Richard Hernandez’s enraged rant at the National Rifle Association for getting three people stabbed to death by Elliot Rodger signaled that this mass killing would  be exploited to the max by a succession of unscrupulous and/or irrational activists, social critics, and pundits, and, as my son used to say before he stopped respecting the French, “Voilà!

The burgeoning ethics train wreck looks like it might be even more infuriating than most, though nothing, ever, will be able to top the Trayvon Martin-George Zimmerman Ethics Express for pure, widespread, unethical lunacy. Early indications are that the usual suspects will try to wring lessons from the crazed acts of a very unusual, spectacularly deranged, unsympathetic creep as if the fair and obvious answer isn’t there for all to see who are objective and smart enough to perceive it: this one mad act proves nothing. Not about the U.S., men, not about whites, not about guns, not about law, not about Hollywood. Nothing.

It’s a big country, and there’s lots of time before climate change destroys us all or something else does first. The attack of Elliot Roger is the opposite of signature significance, an utterly meaningless convergence of factors with fewer lessons to teach than other odd but deadly events, like the Great Boston Molasses Disaster of 1919, or the St. Pierre Snake Invasion of 1905. He means nothing, and should be shunted aside to obscurity as quietly and quickly as possible, so his undeserved notoriety doesn’t set off differently motivated but similarly unhinged sociopaths who are teetering on the brink. Unfortunately, that would require journalists, politicians and single-issue fanatics to be fair, logical and responsible. Continue reading

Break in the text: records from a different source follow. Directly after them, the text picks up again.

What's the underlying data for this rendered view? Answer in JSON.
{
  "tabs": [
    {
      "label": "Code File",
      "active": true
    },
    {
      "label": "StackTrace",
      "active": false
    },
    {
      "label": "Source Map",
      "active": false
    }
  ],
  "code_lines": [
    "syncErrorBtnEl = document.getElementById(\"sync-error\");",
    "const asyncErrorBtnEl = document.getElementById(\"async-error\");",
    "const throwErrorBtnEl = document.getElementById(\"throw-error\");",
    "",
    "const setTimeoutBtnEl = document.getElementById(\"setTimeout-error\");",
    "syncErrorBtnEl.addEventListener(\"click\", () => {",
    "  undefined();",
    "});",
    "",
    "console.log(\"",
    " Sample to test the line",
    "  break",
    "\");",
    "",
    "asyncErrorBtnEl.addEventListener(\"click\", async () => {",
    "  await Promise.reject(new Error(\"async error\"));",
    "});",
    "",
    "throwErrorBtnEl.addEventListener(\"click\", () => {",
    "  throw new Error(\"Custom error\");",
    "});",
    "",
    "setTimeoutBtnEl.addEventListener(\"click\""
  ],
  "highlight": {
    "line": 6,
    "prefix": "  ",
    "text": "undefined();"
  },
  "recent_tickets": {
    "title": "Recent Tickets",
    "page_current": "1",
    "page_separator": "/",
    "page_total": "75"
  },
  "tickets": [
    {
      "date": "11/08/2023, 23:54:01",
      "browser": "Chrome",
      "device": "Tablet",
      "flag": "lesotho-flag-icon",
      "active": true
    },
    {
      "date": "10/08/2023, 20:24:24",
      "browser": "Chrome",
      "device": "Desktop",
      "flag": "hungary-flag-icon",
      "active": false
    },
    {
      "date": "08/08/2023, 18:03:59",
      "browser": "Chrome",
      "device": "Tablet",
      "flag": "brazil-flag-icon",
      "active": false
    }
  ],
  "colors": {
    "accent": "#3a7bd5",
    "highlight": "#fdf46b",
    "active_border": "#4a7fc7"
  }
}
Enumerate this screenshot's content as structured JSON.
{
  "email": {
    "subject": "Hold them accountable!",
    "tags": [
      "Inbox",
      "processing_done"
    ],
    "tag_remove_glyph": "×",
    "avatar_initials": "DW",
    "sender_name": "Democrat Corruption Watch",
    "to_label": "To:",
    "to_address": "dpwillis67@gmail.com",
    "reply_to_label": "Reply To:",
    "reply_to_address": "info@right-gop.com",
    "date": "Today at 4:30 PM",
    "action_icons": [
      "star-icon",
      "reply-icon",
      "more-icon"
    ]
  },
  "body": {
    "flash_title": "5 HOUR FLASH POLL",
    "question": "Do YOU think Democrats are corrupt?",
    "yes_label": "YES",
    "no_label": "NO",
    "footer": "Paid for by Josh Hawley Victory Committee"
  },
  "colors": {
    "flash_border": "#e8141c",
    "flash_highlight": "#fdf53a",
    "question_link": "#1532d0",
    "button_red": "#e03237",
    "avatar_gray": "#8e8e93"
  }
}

Sandy Hook Ethics Train Wreck Update: President Obama and the Rhetoric of Hate

Juror 10 (Ed Begley), apparently Obama's inspiration

Juror 10 (Ed Begley), apparently Obama’s inspiration

Reginald Rose, together with Rod Serling and Paddy Chayefsky, formed the liberal writing troika that created some of the most memorable and important dramatic works of the live television era. None were better than Rose’s “Twelve Angry Men,” a unique, brilliant, real-time portrayal of ordinary men trying to wend their ways through their own limitations and biases to achieve justice under the law. Among its memorable characters is the bigot in the room, a nasty, hate-filled man who ultimately explodes in a rant against the defendant in a murder case, a member of some minority group—Rose never tells us which, because it doesn’t make any difference which. The bigot, Juror 10, says in part…

“…If somebody gets killed, so somebody killed. They don’t care…oh, sure, there are good things about them. Look, I’d be the first one to say that. I’ve known some who were okay, but that’s the exception.”

Rose, who was a Jew, knew that kind of rhetoric well, the condescending, sneering faint praise of the hate-monger. I wonder what Mr. Rose, whom I once had the pleasure of speaking to, would have said about a U.S. President who had pledged to reject the “politics of divisiveness and hate,” and went on to say this to a partisan audience, as Barack Obama did yesterday:

And I do believe that there are well-meaning Republicans out there who care about their kids just as passionately as we do.” Continue reading